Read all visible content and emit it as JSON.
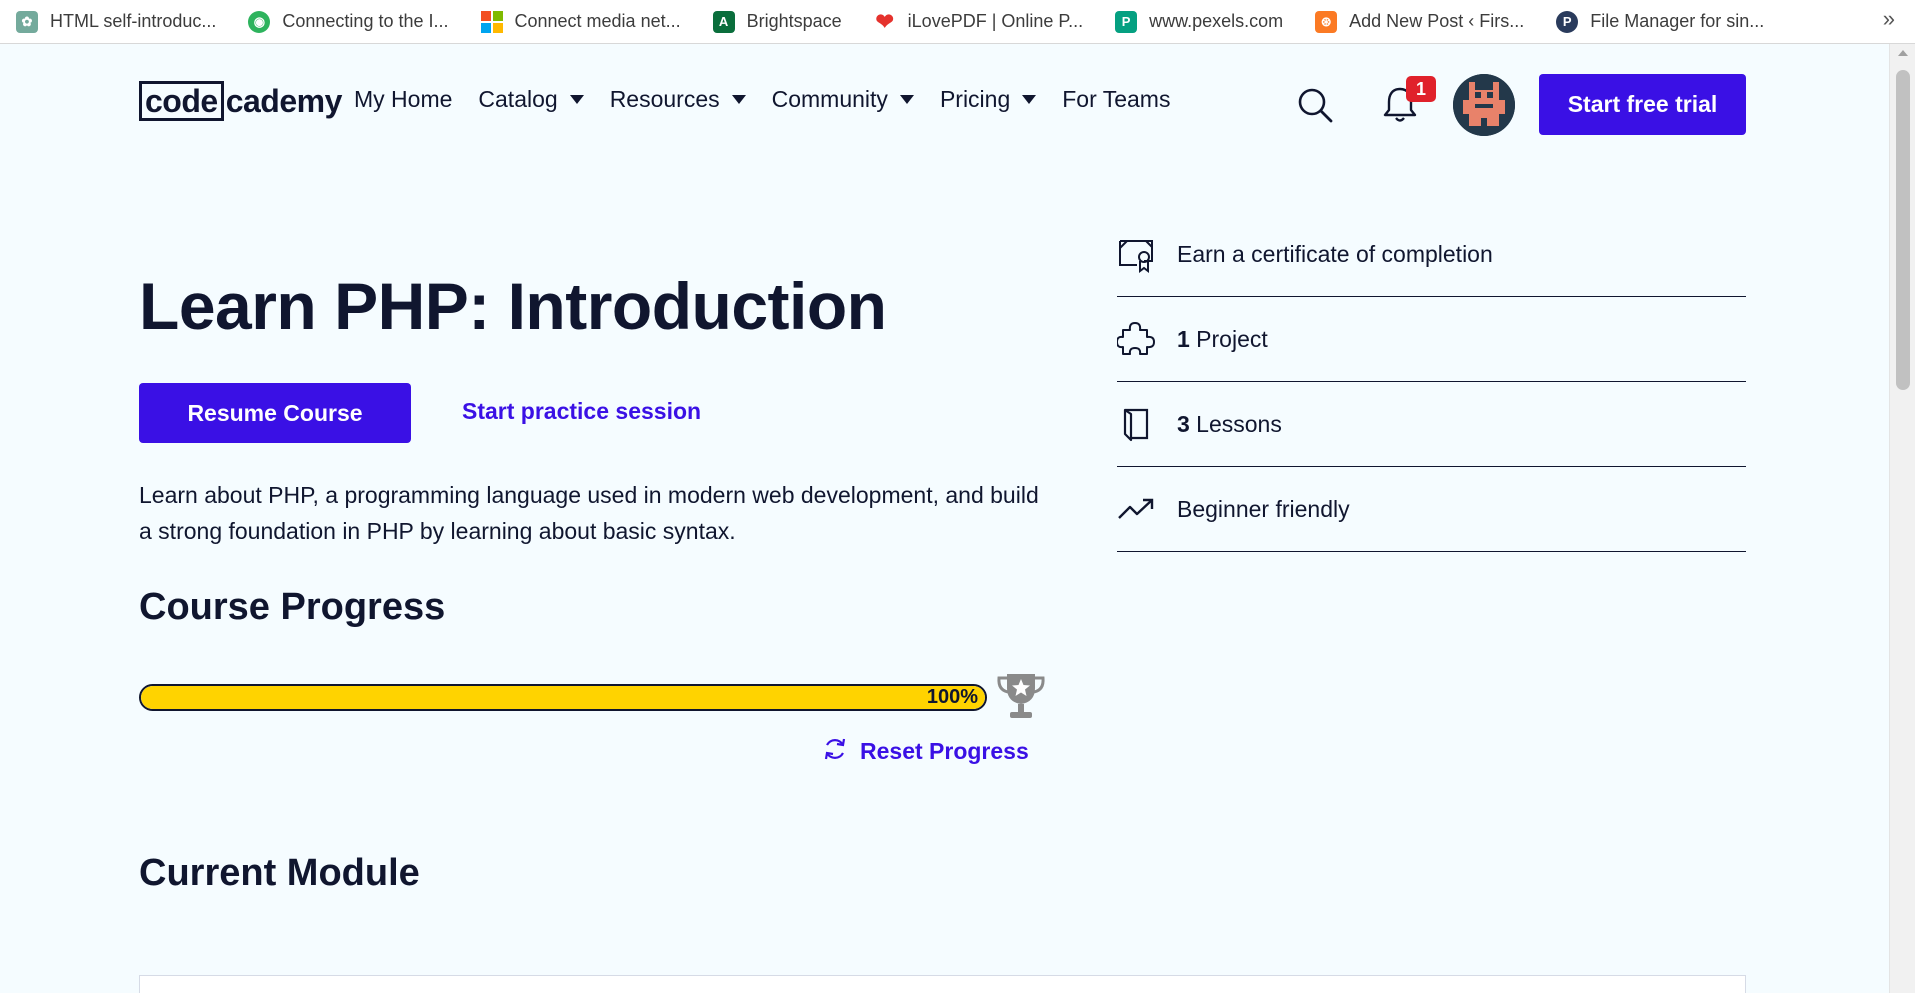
{
  "bookmarks": [
    {
      "label": "HTML self-introduc...",
      "icon": "chatgpt-icon",
      "color": "#74aa9c"
    },
    {
      "label": "Connecting to the I...",
      "icon": "headset-icon",
      "color": "#2db35d"
    },
    {
      "label": "Connect media net...",
      "icon": "microsoft-icon",
      "color": "#f25022"
    },
    {
      "label": "Brightspace",
      "icon": "brightspace-icon",
      "color": "#0a6e3c"
    },
    {
      "label": "iLovePDF | Online P...",
      "icon": "heart-icon",
      "color": "#e5322d"
    },
    {
      "label": "www.pexels.com",
      "icon": "pexels-icon",
      "color": "#05a081"
    },
    {
      "label": "Add New Post ‹ Firs...",
      "icon": "xampp-icon",
      "color": "#fb7a24"
    },
    {
      "label": "File Manager for sin...",
      "icon": "p-icon",
      "color": "#2a3b5c"
    }
  ],
  "bookmarks_more": "»",
  "header": {
    "logo_code": "code",
    "logo_cademy": "cademy",
    "nav": [
      {
        "label": "My Home",
        "caret": false
      },
      {
        "label": "Catalog",
        "caret": true
      },
      {
        "label": "Resources",
        "caret": true
      },
      {
        "label": "Community",
        "caret": true
      },
      {
        "label": "Pricing",
        "caret": true
      },
      {
        "label": "For Teams",
        "caret": false
      }
    ],
    "notification_count": "1",
    "cta_label": "Start free trial"
  },
  "course": {
    "title": "Learn PHP: Introduction",
    "resume_label": "Resume Course",
    "practice_label": "Start practice session",
    "description": "Learn about PHP, a programming language used in modern web development, and build a strong foundation in PHP by learning about basic syntax.",
    "progress_heading": "Course Progress",
    "progress_value": 1.0,
    "progress_text": "100%",
    "reset_label": "Reset Progress",
    "current_module_heading": "Current Module"
  },
  "features": [
    {
      "icon": "certificate-icon",
      "bold": "",
      "text": "Earn a certificate of completion"
    },
    {
      "icon": "puzzle-icon",
      "bold": "1",
      "text": " Project"
    },
    {
      "icon": "book-icon",
      "bold": "3",
      "text": " Lessons"
    },
    {
      "icon": "trending-up-icon",
      "bold": "",
      "text": "Beginner friendly"
    }
  ],
  "colors": {
    "accent": "#3a10e5",
    "progress_fill": "#ffd300",
    "badge": "#e0212b",
    "background": "#f5fcff",
    "text": "#10162f"
  }
}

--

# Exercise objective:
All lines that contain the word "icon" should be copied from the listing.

# Response box:
      "icon": "chatgpt-icon",
      "icon": "headset-icon",
      "icon": "microsoft-icon",
      "icon": "brightspace-icon",
      "icon": "heart-icon",
      "icon": "pexels-icon",
      "icon": "xampp-icon",
      "icon": "p-icon",
      "icon": "certificate-icon",
      "icon": "puzzle-icon",
      "icon": "book-icon",
      "icon": "trending-up-icon",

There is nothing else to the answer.